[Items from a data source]
- - - - -
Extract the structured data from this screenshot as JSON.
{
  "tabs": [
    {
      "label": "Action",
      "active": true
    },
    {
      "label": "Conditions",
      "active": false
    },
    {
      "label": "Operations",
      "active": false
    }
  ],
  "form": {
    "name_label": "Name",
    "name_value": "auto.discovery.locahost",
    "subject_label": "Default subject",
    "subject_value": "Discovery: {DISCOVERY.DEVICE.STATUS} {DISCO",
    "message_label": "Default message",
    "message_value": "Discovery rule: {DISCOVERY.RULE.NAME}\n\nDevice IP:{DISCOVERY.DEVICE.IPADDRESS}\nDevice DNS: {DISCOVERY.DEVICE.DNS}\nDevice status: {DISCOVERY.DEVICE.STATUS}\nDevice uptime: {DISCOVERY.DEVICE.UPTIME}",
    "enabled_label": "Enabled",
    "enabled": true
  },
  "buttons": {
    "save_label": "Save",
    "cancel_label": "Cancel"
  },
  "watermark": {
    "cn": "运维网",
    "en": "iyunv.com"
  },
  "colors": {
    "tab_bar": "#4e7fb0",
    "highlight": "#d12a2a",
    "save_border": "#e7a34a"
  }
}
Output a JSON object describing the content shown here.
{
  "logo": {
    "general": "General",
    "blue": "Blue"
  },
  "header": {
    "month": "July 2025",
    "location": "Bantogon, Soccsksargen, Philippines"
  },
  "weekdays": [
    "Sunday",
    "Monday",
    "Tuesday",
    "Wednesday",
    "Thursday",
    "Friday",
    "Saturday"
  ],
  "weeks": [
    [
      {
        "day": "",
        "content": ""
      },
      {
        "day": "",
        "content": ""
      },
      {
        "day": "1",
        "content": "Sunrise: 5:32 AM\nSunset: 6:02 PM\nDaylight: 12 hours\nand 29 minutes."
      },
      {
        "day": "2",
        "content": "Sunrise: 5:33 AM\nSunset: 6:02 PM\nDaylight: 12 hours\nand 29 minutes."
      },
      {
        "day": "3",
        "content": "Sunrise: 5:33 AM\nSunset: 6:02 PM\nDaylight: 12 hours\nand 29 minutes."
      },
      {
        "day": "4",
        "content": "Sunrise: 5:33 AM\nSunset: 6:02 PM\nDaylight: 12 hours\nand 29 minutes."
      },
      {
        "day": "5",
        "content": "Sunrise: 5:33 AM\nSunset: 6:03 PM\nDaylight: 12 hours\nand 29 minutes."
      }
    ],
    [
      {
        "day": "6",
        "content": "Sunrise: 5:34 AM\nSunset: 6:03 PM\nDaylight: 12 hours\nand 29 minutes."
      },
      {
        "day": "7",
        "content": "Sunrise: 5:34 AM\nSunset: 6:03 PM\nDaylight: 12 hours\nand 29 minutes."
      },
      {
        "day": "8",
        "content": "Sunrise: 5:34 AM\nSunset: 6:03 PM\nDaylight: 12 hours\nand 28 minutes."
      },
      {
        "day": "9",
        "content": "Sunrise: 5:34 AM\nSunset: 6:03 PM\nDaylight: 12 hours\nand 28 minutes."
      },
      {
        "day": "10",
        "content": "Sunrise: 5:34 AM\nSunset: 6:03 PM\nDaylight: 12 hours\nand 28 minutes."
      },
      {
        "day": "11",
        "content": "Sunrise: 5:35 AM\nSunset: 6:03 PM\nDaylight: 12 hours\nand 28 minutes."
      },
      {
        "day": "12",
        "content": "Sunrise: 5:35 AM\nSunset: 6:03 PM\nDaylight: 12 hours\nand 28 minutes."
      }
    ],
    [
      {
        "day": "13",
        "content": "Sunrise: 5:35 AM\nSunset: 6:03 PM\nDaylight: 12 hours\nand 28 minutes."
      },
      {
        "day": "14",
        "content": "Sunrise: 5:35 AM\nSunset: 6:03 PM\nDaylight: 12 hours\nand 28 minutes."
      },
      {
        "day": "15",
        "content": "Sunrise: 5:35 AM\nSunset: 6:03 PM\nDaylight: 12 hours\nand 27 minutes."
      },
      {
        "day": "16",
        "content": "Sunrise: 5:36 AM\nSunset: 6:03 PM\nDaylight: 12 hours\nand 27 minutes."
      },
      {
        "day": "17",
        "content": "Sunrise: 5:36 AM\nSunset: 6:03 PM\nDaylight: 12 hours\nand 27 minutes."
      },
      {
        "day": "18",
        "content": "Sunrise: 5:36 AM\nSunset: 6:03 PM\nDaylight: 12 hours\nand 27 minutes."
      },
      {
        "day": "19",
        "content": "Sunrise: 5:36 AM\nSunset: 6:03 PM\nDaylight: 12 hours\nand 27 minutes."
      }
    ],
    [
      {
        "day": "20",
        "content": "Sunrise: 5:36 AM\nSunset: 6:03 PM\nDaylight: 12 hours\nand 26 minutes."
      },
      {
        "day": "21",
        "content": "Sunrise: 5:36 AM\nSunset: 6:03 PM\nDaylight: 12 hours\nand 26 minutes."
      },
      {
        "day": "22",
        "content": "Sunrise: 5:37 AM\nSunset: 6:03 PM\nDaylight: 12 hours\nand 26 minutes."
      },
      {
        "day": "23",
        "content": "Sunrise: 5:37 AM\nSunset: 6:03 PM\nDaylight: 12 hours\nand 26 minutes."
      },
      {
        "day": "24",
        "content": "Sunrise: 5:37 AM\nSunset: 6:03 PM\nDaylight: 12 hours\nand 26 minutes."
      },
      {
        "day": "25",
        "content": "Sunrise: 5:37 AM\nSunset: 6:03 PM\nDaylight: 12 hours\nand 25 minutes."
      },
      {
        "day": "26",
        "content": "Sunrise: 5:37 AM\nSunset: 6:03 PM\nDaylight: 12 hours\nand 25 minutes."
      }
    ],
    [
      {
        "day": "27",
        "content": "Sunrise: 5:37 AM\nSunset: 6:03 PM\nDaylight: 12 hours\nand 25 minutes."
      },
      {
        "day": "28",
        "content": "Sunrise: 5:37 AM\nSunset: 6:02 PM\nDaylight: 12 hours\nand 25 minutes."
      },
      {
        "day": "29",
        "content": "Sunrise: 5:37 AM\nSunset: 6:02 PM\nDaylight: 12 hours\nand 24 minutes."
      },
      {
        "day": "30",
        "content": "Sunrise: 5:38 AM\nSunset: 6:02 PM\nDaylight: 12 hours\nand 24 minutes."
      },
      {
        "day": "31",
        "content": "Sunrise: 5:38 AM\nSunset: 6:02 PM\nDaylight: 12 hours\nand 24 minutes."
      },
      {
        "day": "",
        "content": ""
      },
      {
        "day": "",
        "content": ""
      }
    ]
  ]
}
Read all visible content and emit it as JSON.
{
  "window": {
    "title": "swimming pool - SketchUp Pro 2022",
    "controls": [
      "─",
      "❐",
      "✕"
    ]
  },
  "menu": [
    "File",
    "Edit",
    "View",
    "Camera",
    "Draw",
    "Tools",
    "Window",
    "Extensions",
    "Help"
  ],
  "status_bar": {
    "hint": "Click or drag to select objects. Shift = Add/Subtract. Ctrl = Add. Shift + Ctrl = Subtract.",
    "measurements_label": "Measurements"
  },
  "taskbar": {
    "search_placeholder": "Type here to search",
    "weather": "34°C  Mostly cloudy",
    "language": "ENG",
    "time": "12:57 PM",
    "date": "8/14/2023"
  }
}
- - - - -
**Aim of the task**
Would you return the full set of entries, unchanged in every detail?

**Response to the task**
Extract the structured data from this screenshot as JSON.
{
  "tabs": [
    {
      "label": "Action",
      "active": true
    },
    {
      "label": "Conditions",
      "active": false
    },
    {
      "label": "Operations",
      "active": false
    }
  ],
  "form": {
    "name_label": "Name",
    "name_value": "auto.discovery.locahost",
    "subject_label": "Default subject",
    "subject_value": "Discovery: {DISCOVERY.DEVICE.STATUS} {DISCO",
    "message_label": "Default message",
    "message_value": "Discovery rule: {DISCOVERY.RULE.NAME}\n\nDevice IP:{DISCOVERY.DEVICE.IPADDRESS}\nDevice DNS: {DISCOVERY.DEVICE.DNS}\nDevice status: {DISCOVERY.DEVICE.STATUS}\nDevice uptime: {DISCOVERY.DEVICE.UPTIME}",
    "enabled_label": "Enabled",
    "enabled": true
  },
  "buttons": {
    "save_label": "Save",
    "cancel_label": "Cancel"
  },
  "watermark": {
    "cn": "运维网",
    "en": "iyunv.com"
  },
  "colors": {
    "tab_bar": "#4e7fb0",
    "highlight": "#d12a2a",
    "save_border": "#e7a34a"
  }
}
Output a JSON object describing the content shown here.
{
  "logo": {
    "general": "General",
    "blue": "Blue"
  },
  "header": {
    "month": "July 2025",
    "location": "Bantogon, Soccsksargen, Philippines"
  },
  "weekdays": [
    "Sunday",
    "Monday",
    "Tuesday",
    "Wednesday",
    "Thursday",
    "Friday",
    "Saturday"
  ],
  "weeks": [
    [
      {
        "day": "",
        "content": ""
      },
      {
        "day": "",
        "content": ""
      },
      {
        "day": "1",
        "content": "Sunrise: 5:32 AM\nSunset: 6:02 PM\nDaylight: 12 hours\nand 29 minutes."
      },
      {
        "day": "2",
        "content": "Sunrise: 5:33 AM\nSunset: 6:02 PM\nDaylight: 12 hours\nand 29 minutes."
      },
      {
        "day": "3",
        "content": "Sunrise: 5:33 AM\nSunset: 6:02 PM\nDaylight: 12 hours\nand 29 minutes."
      },
      {
        "day": "4",
        "content": "Sunrise: 5:33 AM\nSunset: 6:02 PM\nDaylight: 12 hours\nand 29 minutes."
      },
      {
        "day": "5",
        "content": "Sunrise: 5:33 AM\nSunset: 6:03 PM\nDaylight: 12 hours\nand 29 minutes."
      }
    ],
    [
      {
        "day": "6",
        "content": "Sunrise: 5:34 AM\nSunset: 6:03 PM\nDaylight: 12 hours\nand 29 minutes."
      },
      {
        "day": "7",
        "content": "Sunrise: 5:34 AM\nSunset: 6:03 PM\nDaylight: 12 hours\nand 29 minutes."
      },
      {
        "day": "8",
        "content": "Sunrise: 5:34 AM\nSunset: 6:03 PM\nDaylight: 12 hours\nand 28 minutes."
      },
      {
        "day": "9",
        "content": "Sunrise: 5:34 AM\nSunset: 6:03 PM\nDaylight: 12 hours\nand 28 minutes."
      },
      {
        "day": "10",
        "content": "Sunrise: 5:34 AM\nSunset: 6:03 PM\nDaylight: 12 hours\nand 28 minutes."
      },
      {
        "day": "11",
        "content": "Sunrise: 5:35 AM\nSunset: 6:03 PM\nDaylight: 12 hours\nand 28 minutes."
      },
      {
        "day": "12",
        "content": "Sunrise: 5:35 AM\nSunset: 6:03 PM\nDaylight: 12 hours\nand 28 minutes."
      }
    ],
    [
      {
        "day": "13",
        "content": "Sunrise: 5:35 AM\nSunset: 6:03 PM\nDaylight: 12 hours\nand 28 minutes."
      },
      {
        "day": "14",
        "content": "Sunrise: 5:35 AM\nSunset: 6:03 PM\nDaylight: 12 hours\nand 28 minutes."
      },
      {
        "day": "15",
        "content": "Sunrise: 5:35 AM\nSunset: 6:03 PM\nDaylight: 12 hours\nand 27 minutes."
      },
      {
        "day": "16",
        "content": "Sunrise: 5:36 AM\nSunset: 6:03 PM\nDaylight: 12 hours\nand 27 minutes."
      },
      {
        "day": "17",
        "content": "Sunrise: 5:36 AM\nSunset: 6:03 PM\nDaylight: 12 hours\nand 27 minutes."
      },
      {
        "day": "18",
        "content": "Sunrise: 5:36 AM\nSunset: 6:03 PM\nDaylight: 12 hours\nand 27 minutes."
      },
      {
        "day": "19",
        "content": "Sunrise: 5:36 AM\nSunset: 6:03 PM\nDaylight: 12 hours\nand 27 minutes."
      }
    ],
    [
      {
        "day": "20",
        "content": "Sunrise: 5:36 AM\nSunset: 6:03 PM\nDaylight: 12 hours\nand 26 minutes."
      },
      {
        "day": "21",
        "content": "Sunrise: 5:36 AM\nSunset: 6:03 PM\nDaylight: 12 hours\nand 26 minutes."
      },
      {
        "day": "22",
        "content": "Sunrise: 5:37 AM\nSunset: 6:03 PM\nDaylight: 12 hours\nand 26 minutes."
      },
      {
        "day": "23",
        "content": "Sunrise: 5:37 AM\nSunset: 6:03 PM\nDaylight: 12 hours\nand 26 minutes."
      },
      {
        "day": "24",
        "content": "Sunrise: 5:37 AM\nSunset: 6:03 PM\nDaylight: 12 hours\nand 26 minutes."
      },
      {
        "day": "25",
        "content": "Sunrise: 5:37 AM\nSunset: 6:03 PM\nDaylight: 12 hours\nand 25 minutes."
      },
      {
        "day": "26",
        "content": "Sunrise: 5:37 AM\nSunset: 6:03 PM\nDaylight: 12 hours\nand 25 minutes."
      }
    ],
    [
      {
        "day": "27",
        "content": "Sunrise: 5:37 AM\nSunset: 6:03 PM\nDaylight: 12 hours\nand 25 minutes."
      },
      {
        "day": "28",
        "content": "Sunrise: 5:37 AM\nSunset: 6:02 PM\nDaylight: 12 hours\nand 25 minutes."
      },
      {
        "day": "29",
        "content": "Sunrise: 5:37 AM\nSunset: 6:02 PM\nDaylight: 12 hours\nand 24 minutes."
      },
      {
        "day": "30",
        "content": "Sunrise: 5:38 AM\nSunset: 6:02 PM\nDaylight: 12 hours\nand 24 minutes."
      },
      {
        "day": "31",
        "content": "Sunrise: 5:38 AM\nSunset: 6:02 PM\nDaylight: 12 hours\nand 24 minutes."
      },
      {
        "day": "",
        "content": ""
      },
      {
        "day": "",
        "content": ""
      }
    ]
  ]
}
Read all visible content and emit it as JSON.
{
  "window": {
    "title": "swimming pool - SketchUp Pro 2022",
    "controls": [
      "─",
      "❐",
      "✕"
    ]
  },
  "menu": [
    "File",
    "Edit",
    "View",
    "Camera",
    "Draw",
    "Tools",
    "Window",
    "Extensions",
    "Help"
  ],
  "status_bar": {
    "hint": "Click or drag to select objects. Shift = Add/Subtract. Ctrl = Add. Shift + Ctrl = Subtract.",
    "measurements_label": "Measurements"
  },
  "taskbar": {
    "search_placeholder": "Type here to search",
    "weather": "34°C  Mostly cloudy",
    "language": "ENG",
    "time": "12:57 PM",
    "date": "8/14/2023"
  }
}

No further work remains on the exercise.